++++ Data section
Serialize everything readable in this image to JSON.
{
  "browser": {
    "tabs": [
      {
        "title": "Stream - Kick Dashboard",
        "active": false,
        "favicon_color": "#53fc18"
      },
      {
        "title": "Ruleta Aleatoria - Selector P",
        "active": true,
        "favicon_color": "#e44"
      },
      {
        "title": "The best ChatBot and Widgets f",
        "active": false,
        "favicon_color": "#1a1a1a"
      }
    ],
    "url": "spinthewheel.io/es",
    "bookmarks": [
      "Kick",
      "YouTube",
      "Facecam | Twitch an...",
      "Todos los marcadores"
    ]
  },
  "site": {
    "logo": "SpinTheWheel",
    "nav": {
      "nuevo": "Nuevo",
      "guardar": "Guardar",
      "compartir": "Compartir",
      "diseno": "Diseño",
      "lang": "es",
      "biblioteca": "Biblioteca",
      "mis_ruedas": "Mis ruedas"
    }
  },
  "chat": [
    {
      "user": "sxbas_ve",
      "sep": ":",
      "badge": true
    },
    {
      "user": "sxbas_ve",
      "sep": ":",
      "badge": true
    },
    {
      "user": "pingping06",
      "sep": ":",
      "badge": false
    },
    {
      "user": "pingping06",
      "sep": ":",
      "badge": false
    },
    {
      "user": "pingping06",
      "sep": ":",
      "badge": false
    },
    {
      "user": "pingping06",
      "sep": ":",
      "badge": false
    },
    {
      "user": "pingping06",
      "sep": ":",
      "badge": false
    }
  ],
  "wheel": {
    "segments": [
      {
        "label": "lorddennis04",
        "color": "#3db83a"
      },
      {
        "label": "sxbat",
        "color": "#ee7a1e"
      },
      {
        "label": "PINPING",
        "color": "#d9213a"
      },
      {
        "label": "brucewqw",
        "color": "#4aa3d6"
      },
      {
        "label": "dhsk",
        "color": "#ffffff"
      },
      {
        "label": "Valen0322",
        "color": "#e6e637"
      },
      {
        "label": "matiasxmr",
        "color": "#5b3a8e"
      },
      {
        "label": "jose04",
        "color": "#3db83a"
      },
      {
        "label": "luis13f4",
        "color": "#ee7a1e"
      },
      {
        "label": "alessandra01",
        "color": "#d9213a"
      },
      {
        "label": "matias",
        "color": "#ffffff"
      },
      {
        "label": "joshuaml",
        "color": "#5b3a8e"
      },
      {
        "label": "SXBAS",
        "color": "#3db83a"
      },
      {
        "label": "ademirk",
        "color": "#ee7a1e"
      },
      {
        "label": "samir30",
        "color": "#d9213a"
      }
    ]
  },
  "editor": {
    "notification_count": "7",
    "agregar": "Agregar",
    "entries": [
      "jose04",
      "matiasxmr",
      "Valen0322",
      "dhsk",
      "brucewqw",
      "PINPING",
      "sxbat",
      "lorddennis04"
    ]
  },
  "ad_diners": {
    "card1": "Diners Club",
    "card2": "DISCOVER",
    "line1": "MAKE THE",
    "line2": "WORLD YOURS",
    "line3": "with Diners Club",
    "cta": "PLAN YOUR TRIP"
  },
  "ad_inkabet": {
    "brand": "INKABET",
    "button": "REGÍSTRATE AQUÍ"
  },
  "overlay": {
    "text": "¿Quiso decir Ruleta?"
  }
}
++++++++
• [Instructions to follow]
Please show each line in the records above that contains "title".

• [Task solution]
        "title": "Stream - Kick Dashboard",
        "title": "Ruleta Aleatoria - Selector P",
        "title": "The best ChatBot and Widgets f",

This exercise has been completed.